The lesson? A friend had a great observation that just because you can print your own business cards that say "Photographer" on them, does not make you a professional. It's how you represent yourself.

Do you have any horror stories derived from "professional" photographers?

Sunday, January 29, 2006

Photography: What are you chasing?

Stop chasing the equipment! Start chasing the image!

If you belive in your ability as a creative photographer, go out and buy or borrow the cheapest digital camera you can find. Keep it with you, always. When inspiration strikes, take it out and show us your vision. If you insist on chasing (but never catching) the latest equipment, you're just using the chase as an excuse for your lack of creativity.

Visit PhotoSig and browse photos by camera type. I'll even get you started.

Sunday, August 07, 2005

Life: Your Legacy

While flipping through channels (I'm a guy, I flip), I ran into the Antique Roadshow and began to think how the art we create today will be viewed in 100yrs. How about 1,000yrs?

Hopefully we won't be inundated with, "Your very lucky your great grandfather left you this, this is an original IKEA piece! Now worth...are you ready...$200!!"

I love looking at MoCo Loco! The designers featured show a truly individualistic style.

How do you distinguish yourself? Can you?

Monday, July 04, 2005

Life: Inspiration

I've gotten honked at while jotting something down at stoplight that turned green. I've kept repeating an idea out-loud, to myself, until I could pull over and jot it down. We've all had (at least to us) a world changing idea, only to lose it because we didn't or couldn't take note.
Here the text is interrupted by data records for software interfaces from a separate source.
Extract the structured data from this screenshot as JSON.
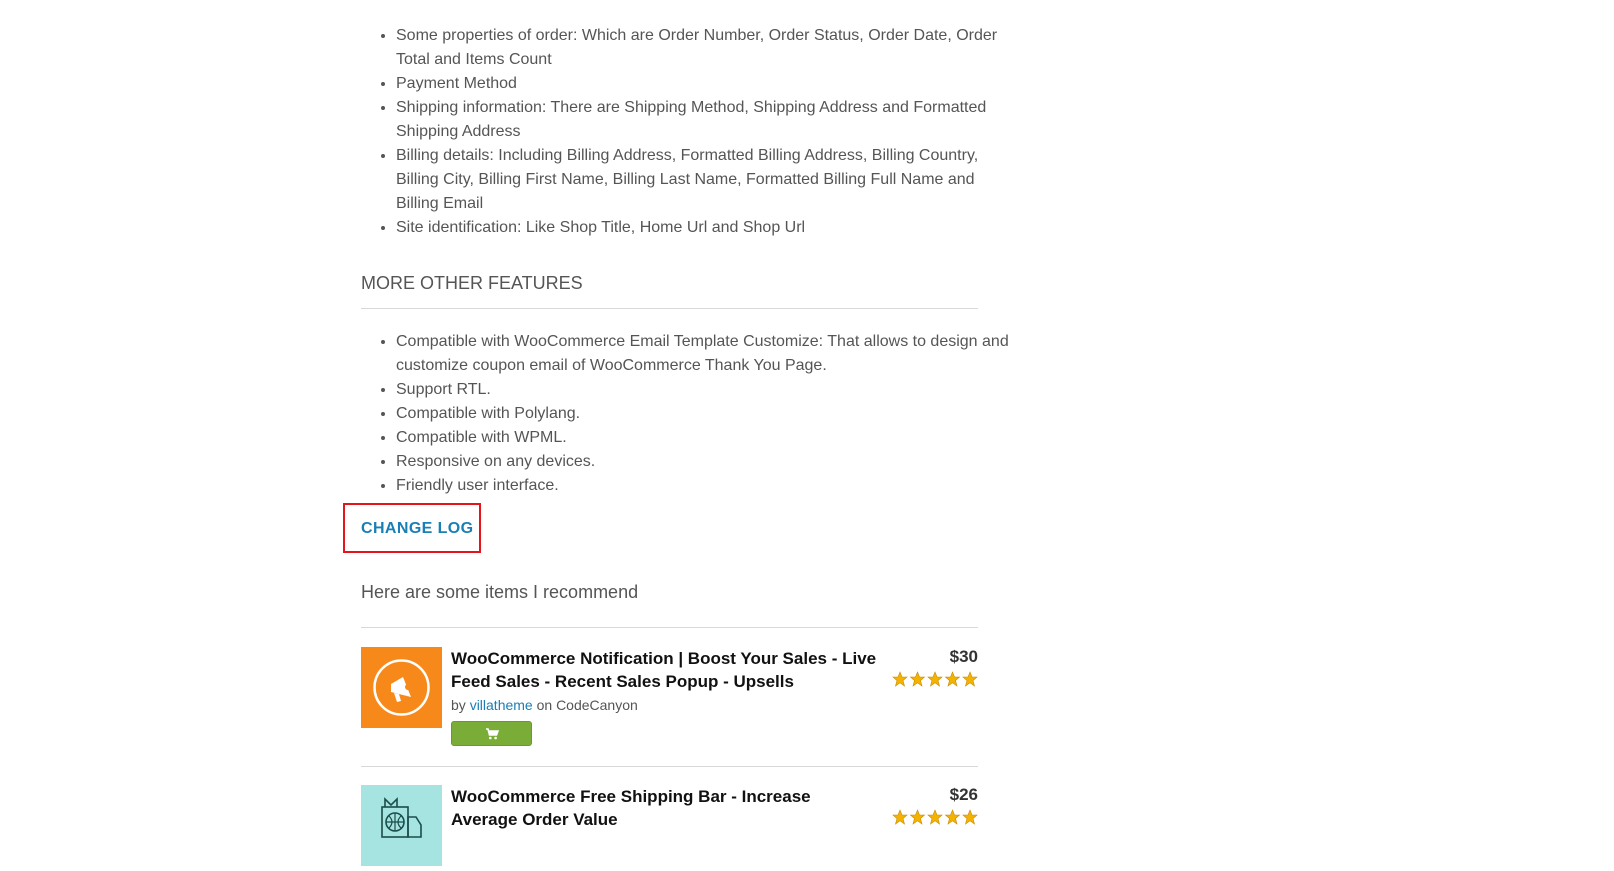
{
  "order_properties": [
    "Some properties of order: Which are Order Number, Order Status, Order Date, Order Total and Items Count",
    "Payment Method",
    "Shipping information: There are Shipping Method, Shipping Address and Formatted Shipping Address",
    "Billing details: Including Billing Address, Formatted Billing Address, Billing Country, Billing City, Billing First Name, Billing Last Name, Formatted Billing Full Name and Billing Email",
    "Site identification: Like Shop Title, Home Url and Shop Url"
  ],
  "more_features": {
    "heading": "MORE OTHER FEATURES",
    "items": [
      "Compatible with WooCommerce Email Template Customize: That allows to design and customize coupon email of WooCommerce Thank You Page.",
      "Support RTL.",
      "Compatible with Polylang.",
      "Compatible with WPML.",
      "Responsive on any devices.",
      "Friendly user interface."
    ]
  },
  "change_log": {
    "label": "CHANGE LOG"
  },
  "recommend": {
    "heading": "Here are some items I recommend",
    "items": [
      {
        "title": "WooCommerce Notification | Boost Your Sales - Live Feed Sales - Recent Sales Popup - Upsells",
        "price": "$30",
        "by": "by",
        "author": "villatheme",
        "on": "on CodeCanyon",
        "rating": 5,
        "icon": "megaphone-icon"
      },
      {
        "title": "WooCommerce Free Shipping Bar - Increase Average Order Value",
        "price": "$26",
        "rating": 5,
        "icon": "globe-truck-icon"
      }
    ]
  }
}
This means keeping a waterproof pad and space pen in the shower; using a voice recorder or cell phone (musicians can call their voicemail and sing that perfect phrase that comes while waiting in line); even a small pen to jot on a napkin or magazine subscription card (been there). I have a t-mobile sidekick that I keep notes on. It's always with me. I'll email myself an idea so it shows up on my powerbook when I get online.

It's not important what you keep with you, as long as you don't let that moment of inspiration slip away. The Moleskin pocket books are becoming ubiquitous: 3.5x5 notebooks available in plain, ruled, storyboards, music staffs and more.

Whatever idea or thought comes to you...take note. What may seem like an odd thought may lead to something greater.

What have you taken note on? When was the last time you lost a thought?

Tuesday, June 14, 2005

Art: Selling Your Work

Whenever I go to artist openings in restaurants, cafes, clubs, etc., I always want to purchase some of the art and photography being showcased. Unfortunately I, and most people, can't afford to purchase all the art that inspires them. Which brings me to the (partially selfish) topic of how you can sell more of your art at openings:

Next time you're talking with the owner or manager, offer to make available packaged prints on consignment. Packaged prints should consist of the matte, print and your contact card with your artists statement placed in a clear archival sleeve. I would suggest creating 8x10's in 11x14 mattes. This size is more enticing for the buyer and easier to display in a cafe. People may even buy a couple prints if you price them in the $40-60 range. If the restaurant asks for a commission, offer 15-20% of retail (after all, you're probably using they're credit card machines). Create 3-5 packages for each displayed print. Offer to sign prints purchased the night of the opening to encourage people to by that night.

This is a no-brainer for photographers. For traditional artists, or those that create one of a kind originals, it's a little more involved since you'll need to have your original work recreated in a way that gives you the best results. NEVER skimp on materials or you WILL devalue your work, as well as other artists who choose to do this! Keep your original prints priced normally. Those that can buy originals will still do so, but now you open your work up to people who will truly appreciate me! I buy art to fill my life, not match my drapes. I like Light Impressions for matting supplies. American Frame has a good variety of frames, both for quality and budget.

What other ways can you sell more work on an opening night?

p.s. Don't forget your nametag.